_TASK MATERIAL_
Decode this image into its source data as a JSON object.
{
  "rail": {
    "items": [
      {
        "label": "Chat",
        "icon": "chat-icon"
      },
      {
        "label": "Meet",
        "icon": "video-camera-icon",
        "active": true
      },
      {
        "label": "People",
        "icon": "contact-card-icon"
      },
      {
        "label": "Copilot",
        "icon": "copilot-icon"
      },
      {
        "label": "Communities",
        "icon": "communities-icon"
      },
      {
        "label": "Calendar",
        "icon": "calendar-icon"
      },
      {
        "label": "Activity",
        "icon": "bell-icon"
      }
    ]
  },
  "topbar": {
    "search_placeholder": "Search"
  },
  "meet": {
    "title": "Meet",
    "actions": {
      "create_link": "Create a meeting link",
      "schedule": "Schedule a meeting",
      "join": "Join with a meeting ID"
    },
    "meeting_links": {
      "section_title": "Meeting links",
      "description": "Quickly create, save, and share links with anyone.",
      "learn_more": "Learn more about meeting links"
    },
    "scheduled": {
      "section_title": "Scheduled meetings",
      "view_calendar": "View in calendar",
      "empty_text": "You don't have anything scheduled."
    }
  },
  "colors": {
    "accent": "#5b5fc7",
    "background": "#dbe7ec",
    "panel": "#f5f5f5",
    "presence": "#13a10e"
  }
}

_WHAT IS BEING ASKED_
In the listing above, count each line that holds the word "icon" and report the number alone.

_TASK RESPONSE_
7